Investigating Special Education in New Mexico
Throughout 2019, Searchlight New Mexico reporters worked with hundreds of parents—conducting interviews, holding listening sessions, collecting and analyzing student education records—to investigate the state of special education. The overwhelming theme: children are not receiving legally-required disability services in school, and instead face disproportionate discipline, often ending up swept into the criminal justice system.
The following series is a result of that year-long investigation. Each story represents one of the four most common experiences described by parents.
By Ed Williams
Albuquerque Public Schools District claims that the behavior management practices of restraint and seclusion do not occur in its classrooms, according to reports to the U.S. Dept. of Education. Data collected by Searchlight said otherwise.
By Ike Swetlitz
Jamari Nelson's mother pulled him out of his first-grade class at a public school in Albuquerque after he was screened in a "threat-assessment." Nelson, who is diagnosed with autism, is one of many children in special education swept up into a system originally intended to identify those who might commit mass-violence.

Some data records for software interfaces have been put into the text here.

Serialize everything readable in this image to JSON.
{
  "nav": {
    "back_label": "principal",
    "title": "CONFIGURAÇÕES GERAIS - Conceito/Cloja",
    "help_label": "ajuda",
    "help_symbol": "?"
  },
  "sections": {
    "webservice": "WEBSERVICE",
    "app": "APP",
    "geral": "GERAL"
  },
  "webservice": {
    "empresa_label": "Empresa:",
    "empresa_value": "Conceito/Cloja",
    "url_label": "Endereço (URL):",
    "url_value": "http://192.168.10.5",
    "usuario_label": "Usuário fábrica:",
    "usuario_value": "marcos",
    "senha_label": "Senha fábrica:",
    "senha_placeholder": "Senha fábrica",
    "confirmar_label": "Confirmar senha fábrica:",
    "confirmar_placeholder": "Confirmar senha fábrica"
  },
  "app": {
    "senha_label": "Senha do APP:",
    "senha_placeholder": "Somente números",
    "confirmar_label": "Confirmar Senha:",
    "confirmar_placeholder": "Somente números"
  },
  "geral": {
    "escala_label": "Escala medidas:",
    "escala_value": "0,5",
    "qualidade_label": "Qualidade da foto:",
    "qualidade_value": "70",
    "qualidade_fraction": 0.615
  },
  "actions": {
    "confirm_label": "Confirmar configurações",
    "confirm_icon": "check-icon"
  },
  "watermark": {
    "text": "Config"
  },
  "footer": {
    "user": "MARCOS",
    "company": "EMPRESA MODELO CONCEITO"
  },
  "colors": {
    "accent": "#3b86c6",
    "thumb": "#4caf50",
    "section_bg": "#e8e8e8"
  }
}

With the right support, Sebastian might have been on his way to a career as an electrician or even an engineer. Instead, he became another special needs student swept up in the school-to-prison pipeline. Cases like these aren’t supposed to happen.
In New Mexico, reports of child abuse or neglect are routinely referred to law enforcement, regardless of whether CYFD believes the allegation to be true or false.
With no system in place to track and prosecute malicious calls, those who make such reports rarely face any consequence. But their action comes with a price.
On October 14, Searchlight New Mexico held a public forum on our investigations’ findings. The event was held in partnership with University of New Mexico Law School and featured our stories’ sources, parents, teachers, policymakers, and world-renowned classroom behavior expert Ross Greene. You can view a video of that event here.